====== LISTED RECORDS ======
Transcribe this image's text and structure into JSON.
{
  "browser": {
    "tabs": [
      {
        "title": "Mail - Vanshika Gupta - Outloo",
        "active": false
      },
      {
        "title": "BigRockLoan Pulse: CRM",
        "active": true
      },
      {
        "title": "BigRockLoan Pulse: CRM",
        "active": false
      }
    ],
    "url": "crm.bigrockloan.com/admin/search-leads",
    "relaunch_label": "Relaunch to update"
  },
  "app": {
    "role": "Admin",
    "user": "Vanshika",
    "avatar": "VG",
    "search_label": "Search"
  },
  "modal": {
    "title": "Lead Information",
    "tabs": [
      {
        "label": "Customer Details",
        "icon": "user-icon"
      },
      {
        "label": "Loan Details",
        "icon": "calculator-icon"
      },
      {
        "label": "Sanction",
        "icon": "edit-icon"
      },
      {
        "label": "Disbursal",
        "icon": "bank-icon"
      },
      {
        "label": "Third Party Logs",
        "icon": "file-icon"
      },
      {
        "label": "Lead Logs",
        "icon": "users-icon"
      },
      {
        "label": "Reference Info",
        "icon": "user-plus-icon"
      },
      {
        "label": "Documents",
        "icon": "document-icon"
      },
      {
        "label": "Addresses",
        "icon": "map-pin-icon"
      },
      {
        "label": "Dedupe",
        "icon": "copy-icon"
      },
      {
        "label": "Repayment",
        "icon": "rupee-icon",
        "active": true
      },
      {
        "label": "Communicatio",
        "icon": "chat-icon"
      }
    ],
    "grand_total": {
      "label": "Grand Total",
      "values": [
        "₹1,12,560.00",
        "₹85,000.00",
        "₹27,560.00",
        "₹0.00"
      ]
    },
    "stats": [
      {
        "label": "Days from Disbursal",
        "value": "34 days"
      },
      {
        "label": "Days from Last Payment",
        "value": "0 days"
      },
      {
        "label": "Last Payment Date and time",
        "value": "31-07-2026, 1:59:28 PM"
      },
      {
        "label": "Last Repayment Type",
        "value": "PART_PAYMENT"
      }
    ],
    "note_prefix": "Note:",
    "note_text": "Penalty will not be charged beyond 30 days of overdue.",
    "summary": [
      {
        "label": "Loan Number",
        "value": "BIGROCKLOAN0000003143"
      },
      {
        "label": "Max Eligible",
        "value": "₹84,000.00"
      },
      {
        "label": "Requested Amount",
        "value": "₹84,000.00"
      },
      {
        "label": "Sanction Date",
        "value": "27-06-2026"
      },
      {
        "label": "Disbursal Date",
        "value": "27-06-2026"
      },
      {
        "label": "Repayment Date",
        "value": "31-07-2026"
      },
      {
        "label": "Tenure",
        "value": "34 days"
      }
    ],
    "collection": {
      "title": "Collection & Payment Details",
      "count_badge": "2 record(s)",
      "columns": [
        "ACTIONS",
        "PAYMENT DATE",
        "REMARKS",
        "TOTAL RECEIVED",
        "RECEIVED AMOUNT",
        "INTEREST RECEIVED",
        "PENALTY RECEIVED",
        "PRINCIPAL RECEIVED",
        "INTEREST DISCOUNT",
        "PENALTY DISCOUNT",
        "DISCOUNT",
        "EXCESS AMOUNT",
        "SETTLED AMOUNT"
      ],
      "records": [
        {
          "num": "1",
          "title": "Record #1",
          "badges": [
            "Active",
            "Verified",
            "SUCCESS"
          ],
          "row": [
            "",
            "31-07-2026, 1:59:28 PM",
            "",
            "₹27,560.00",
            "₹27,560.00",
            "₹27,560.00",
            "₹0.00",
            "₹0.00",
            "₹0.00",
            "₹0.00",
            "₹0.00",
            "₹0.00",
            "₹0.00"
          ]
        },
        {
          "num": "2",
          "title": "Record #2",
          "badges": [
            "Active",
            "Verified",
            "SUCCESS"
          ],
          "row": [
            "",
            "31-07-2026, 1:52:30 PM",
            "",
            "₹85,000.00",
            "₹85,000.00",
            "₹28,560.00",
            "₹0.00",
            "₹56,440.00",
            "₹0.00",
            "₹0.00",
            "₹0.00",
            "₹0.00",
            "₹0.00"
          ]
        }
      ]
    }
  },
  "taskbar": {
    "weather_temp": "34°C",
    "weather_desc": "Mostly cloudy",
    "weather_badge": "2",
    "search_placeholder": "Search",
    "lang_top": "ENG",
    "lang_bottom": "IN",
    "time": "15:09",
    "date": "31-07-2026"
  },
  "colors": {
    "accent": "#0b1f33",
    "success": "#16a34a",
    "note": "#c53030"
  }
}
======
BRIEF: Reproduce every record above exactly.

OUTPUT:
Transcribe this image's text and structure into JSON.
{
  "browser": {
    "tabs": [
      {
        "title": "Mail - Vanshika Gupta - Outloo",
        "active": false
      },
      {
        "title": "BigRockLoan Pulse: CRM",
        "active": true
      },
      {
        "title": "BigRockLoan Pulse: CRM",
        "active": false
      }
    ],
    "url": "crm.bigrockloan.com/admin/search-leads",
    "relaunch_label": "Relaunch to update"
  },
  "app": {
    "role": "Admin",
    "user": "Vanshika",
    "avatar": "VG",
    "search_label": "Search"
  },
  "modal": {
    "title": "Lead Information",
    "tabs": [
      {
        "label": "Customer Details",
        "icon": "user-icon"
      },
      {
        "label": "Loan Details",
        "icon": "calculator-icon"
      },
      {
        "label": "Sanction",
        "icon": "edit-icon"
      },
      {
        "label": "Disbursal",
        "icon": "bank-icon"
      },
      {
        "label": "Third Party Logs",
        "icon": "file-icon"
      },
      {
        "label": "Lead Logs",
        "icon": "users-icon"
      },
      {
        "label": "Reference Info",
        "icon": "user-plus-icon"
      },
      {
        "label": "Documents",
        "icon": "document-icon"
      },
      {
        "label": "Addresses",
        "icon": "map-pin-icon"
      },
      {
        "label": "Dedupe",
        "icon": "copy-icon"
      },
      {
        "label": "Repayment",
        "icon": "rupee-icon",
        "active": true
      },
      {
        "label": "Communicatio",
        "icon": "chat-icon"
      }
    ],
    "grand_total": {
      "label": "Grand Total",
      "values": [
        "₹1,12,560.00",
        "₹85,000.00",
        "₹27,560.00",
        "₹0.00"
      ]
    },
    "stats": [
      {
        "label": "Days from Disbursal",
        "value": "34 days"
      },
      {
        "label": "Days from Last Payment",
        "value": "0 days"
      },
      {
        "label": "Last Payment Date and time",
        "value": "31-07-2026, 1:59:28 PM"
      },
      {
        "label": "Last Repayment Type",
        "value": "PART_PAYMENT"
      }
    ],
    "note_prefix": "Note:",
    "note_text": "Penalty will not be charged beyond 30 days of overdue.",
    "summary": [
      {
        "label": "Loan Number",
        "value": "BIGROCKLOAN0000003143"
      },
      {
        "label": "Max Eligible",
        "value": "₹84,000.00"
      },
      {
        "label": "Requested Amount",
        "value": "₹84,000.00"
      },
      {
        "label": "Sanction Date",
        "value": "27-06-2026"
      },
      {
        "label": "Disbursal Date",
        "value": "27-06-2026"
      },
      {
        "label": "Repayment Date",
        "value": "31-07-2026"
      },
      {
        "label": "Tenure",
        "value": "34 days"
      }
    ],
    "collection": {
      "title": "Collection & Payment Details",
      "count_badge": "2 record(s)",
      "columns": [
        "ACTIONS",
        "PAYMENT DATE",
        "REMARKS",
        "TOTAL RECEIVED",
        "RECEIVED AMOUNT",
        "INTEREST RECEIVED",
        "PENALTY RECEIVED",
        "PRINCIPAL RECEIVED",
        "INTEREST DISCOUNT",
        "PENALTY DISCOUNT",
        "DISCOUNT",
        "EXCESS AMOUNT",
        "SETTLED AMOUNT"
      ],
      "records": [
        {
          "num": "1",
          "title": "Record #1",
          "badges": [
            "Active",
            "Verified",
            "SUCCESS"
          ],
          "row": [
            "",
            "31-07-2026, 1:59:28 PM",
            "",
            "₹27,560.00",
            "₹27,560.00",
            "₹27,560.00",
            "₹0.00",
            "₹0.00",
            "₹0.00",
            "₹0.00",
            "₹0.00",
            "₹0.00",
            "₹0.00"
          ]
        },
        {
          "num": "2",
          "title": "Record #2",
          "badges": [
            "Active",
            "Verified",
            "SUCCESS"
          ],
          "row": [
            "",
            "31-07-2026, 1:52:30 PM",
            "",
            "₹85,000.00",
            "₹85,000.00",
            "₹28,560.00",
            "₹0.00",
            "₹56,440.00",
            "₹0.00",
            "₹0.00",
            "₹0.00",
            "₹0.00",
            "₹0.00"
          ]
        }
      ]
    }
  },
  "taskbar": {
    "weather_temp": "34°C",
    "weather_desc": "Mostly cloudy",
    "weather_badge": "2",
    "search_placeholder": "Search",
    "lang_top": "ENG",
    "lang_bottom": "IN",
    "time": "15:09",
    "date": "31-07-2026"
  },
  "colors": {
    "accent": "#0b1f33",
    "success": "#16a34a",
    "note": "#c53030"
  }
}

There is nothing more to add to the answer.